Background: The survival rate for dialysis patients is poor. Previous studies have shown improved survival with home hemodialysis (HHD), but this could be due to patient selection, since HHD patients tend to be younger and healthier. The aim of the present study is to analyse the long-term effects of HHD on patient survival and on subsequent renal transplantation, compared with institutional hemodialysis (IHD) and peritoneal dialysis (PD), taking age and comorbidity into account.
Methods: Patients starting HHD as initial renal replacement therapy (RRT) were matched with patients on IHD or PD, according to gender, age, Charlson Comorbidity Index and start date of RRT, using the Swedish Renal Registry from 1991 to 2012. Survival analyses were performed as intention-to-treat (disregarding changes in RRT) and per-protocol (as on initial RRT).

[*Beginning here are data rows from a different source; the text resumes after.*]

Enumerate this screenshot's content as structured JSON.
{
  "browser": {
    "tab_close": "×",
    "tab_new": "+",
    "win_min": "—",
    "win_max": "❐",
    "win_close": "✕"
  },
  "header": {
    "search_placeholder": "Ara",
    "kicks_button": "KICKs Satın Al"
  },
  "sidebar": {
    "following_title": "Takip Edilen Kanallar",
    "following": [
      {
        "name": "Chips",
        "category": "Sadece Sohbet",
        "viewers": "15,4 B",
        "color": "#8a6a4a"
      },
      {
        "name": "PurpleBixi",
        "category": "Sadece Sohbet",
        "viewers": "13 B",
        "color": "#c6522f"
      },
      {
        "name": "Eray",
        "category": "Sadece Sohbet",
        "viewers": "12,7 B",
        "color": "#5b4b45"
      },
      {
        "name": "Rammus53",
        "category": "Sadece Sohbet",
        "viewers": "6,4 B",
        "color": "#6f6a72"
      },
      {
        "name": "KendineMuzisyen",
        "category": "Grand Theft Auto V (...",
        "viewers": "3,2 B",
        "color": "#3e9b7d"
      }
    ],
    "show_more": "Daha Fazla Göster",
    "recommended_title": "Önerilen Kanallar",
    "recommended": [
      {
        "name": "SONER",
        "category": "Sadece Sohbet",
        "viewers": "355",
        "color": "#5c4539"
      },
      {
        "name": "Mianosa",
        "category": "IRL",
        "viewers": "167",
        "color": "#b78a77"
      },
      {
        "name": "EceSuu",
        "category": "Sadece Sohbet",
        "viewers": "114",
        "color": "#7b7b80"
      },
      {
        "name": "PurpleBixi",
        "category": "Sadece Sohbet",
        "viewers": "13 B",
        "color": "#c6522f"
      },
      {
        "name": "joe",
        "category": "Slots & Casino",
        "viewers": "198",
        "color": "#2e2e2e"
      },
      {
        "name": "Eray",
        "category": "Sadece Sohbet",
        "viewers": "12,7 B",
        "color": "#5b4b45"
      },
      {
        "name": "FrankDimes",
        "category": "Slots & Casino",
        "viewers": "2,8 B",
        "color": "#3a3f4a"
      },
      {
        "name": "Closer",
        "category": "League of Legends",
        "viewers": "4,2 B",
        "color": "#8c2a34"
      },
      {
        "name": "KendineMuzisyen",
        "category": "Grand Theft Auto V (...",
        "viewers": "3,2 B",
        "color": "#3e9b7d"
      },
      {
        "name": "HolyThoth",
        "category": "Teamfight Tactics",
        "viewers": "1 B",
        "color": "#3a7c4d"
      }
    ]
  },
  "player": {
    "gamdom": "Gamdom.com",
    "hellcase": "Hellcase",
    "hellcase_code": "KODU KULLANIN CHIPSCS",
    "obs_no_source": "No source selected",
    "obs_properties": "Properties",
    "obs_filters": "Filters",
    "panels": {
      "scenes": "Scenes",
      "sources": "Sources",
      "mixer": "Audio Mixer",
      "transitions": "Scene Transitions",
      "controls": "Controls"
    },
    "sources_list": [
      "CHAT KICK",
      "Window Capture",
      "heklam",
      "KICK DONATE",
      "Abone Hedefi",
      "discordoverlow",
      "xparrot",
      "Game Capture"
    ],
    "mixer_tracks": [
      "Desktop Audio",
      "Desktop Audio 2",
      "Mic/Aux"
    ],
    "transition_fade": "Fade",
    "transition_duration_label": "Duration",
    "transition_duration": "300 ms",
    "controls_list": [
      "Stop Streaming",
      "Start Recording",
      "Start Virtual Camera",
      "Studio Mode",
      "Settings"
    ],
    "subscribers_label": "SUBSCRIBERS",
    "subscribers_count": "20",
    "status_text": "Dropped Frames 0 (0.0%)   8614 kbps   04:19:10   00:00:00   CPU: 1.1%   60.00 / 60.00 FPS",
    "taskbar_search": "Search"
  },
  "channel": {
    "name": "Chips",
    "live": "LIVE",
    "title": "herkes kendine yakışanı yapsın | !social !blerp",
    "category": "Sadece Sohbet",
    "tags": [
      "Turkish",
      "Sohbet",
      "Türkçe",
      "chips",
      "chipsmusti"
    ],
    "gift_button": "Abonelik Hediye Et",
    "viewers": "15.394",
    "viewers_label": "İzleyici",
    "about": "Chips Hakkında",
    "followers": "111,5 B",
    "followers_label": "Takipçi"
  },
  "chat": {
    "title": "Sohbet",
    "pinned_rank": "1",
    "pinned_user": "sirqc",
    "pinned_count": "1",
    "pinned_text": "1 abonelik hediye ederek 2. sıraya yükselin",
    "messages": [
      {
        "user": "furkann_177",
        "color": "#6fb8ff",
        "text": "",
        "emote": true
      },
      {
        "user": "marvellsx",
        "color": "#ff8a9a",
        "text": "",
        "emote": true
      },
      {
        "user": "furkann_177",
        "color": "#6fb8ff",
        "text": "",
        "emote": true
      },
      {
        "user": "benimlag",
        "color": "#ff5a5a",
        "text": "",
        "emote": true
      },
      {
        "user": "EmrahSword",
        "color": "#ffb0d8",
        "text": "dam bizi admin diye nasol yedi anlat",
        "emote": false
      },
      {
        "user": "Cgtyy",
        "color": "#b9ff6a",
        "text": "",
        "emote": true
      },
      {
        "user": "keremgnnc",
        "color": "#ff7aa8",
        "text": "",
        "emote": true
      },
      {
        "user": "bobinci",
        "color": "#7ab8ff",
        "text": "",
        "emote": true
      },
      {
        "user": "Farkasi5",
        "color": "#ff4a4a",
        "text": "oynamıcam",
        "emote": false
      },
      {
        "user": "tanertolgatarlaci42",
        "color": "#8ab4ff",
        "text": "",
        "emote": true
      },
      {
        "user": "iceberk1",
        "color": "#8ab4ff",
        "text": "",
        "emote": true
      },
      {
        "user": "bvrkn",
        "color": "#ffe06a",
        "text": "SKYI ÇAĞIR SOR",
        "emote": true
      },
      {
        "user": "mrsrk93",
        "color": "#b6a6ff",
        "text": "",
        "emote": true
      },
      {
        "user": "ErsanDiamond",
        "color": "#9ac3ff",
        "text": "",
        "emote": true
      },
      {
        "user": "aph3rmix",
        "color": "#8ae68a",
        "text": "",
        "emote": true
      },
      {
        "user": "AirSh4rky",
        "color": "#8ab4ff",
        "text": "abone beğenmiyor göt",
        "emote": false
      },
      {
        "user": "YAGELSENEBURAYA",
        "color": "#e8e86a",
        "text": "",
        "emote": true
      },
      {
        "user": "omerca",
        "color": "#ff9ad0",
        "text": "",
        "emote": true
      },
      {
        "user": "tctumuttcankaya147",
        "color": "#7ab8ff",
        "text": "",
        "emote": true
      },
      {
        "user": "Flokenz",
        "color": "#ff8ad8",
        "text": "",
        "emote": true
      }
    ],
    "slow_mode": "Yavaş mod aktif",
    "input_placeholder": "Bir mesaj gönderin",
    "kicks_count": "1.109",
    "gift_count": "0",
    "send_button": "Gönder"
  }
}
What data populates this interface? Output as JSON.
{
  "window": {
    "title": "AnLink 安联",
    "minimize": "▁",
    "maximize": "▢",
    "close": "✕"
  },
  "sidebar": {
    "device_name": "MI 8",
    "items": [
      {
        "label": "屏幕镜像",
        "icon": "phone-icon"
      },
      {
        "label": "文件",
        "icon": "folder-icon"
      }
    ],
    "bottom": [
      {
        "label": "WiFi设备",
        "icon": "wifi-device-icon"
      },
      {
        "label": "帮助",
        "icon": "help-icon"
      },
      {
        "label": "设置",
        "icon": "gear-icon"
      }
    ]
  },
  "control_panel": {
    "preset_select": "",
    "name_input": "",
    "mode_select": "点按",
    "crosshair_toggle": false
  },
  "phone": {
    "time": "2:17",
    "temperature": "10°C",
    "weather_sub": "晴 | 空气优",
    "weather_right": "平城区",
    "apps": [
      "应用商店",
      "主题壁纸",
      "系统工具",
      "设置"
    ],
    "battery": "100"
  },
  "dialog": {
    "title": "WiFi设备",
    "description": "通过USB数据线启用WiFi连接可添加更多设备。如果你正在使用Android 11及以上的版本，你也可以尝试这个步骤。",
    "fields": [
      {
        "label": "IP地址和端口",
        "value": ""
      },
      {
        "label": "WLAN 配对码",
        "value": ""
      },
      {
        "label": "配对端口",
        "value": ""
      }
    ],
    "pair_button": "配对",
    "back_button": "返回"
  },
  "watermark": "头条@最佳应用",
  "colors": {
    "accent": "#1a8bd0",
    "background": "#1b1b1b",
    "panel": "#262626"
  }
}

Results: A total of 152 patients with HHD as initial RRT were matched with 608 IHD and 456 PD patients, respectively. Median survival was longer for HHD in intention-to-treat analyses: 18.5 years compared with 11.9 for IHD (p < 0.001) and 15.0 for PD (p = 0.002). The difference remained significant in per-protocol analyses omitting the contribution of subsequent transplantation. Patients on HHD were more likely to receive a renal transplant compared with IHD and PD, although treatment modality did not affect subsequent graft survival (p > 0.05).
Conclusion: HHD as initial RRT showed improved long-term patient survival compared with IHD and PD. This survival advantage persisted after matching and adjusting for a higher transplantation rate. Dialysis modality had no impact on subsequent graft survival.
Keywords: Home hemodialysis; Institutional hemodialysis; Peritoneal dialysis; Renal graft survival; Survival.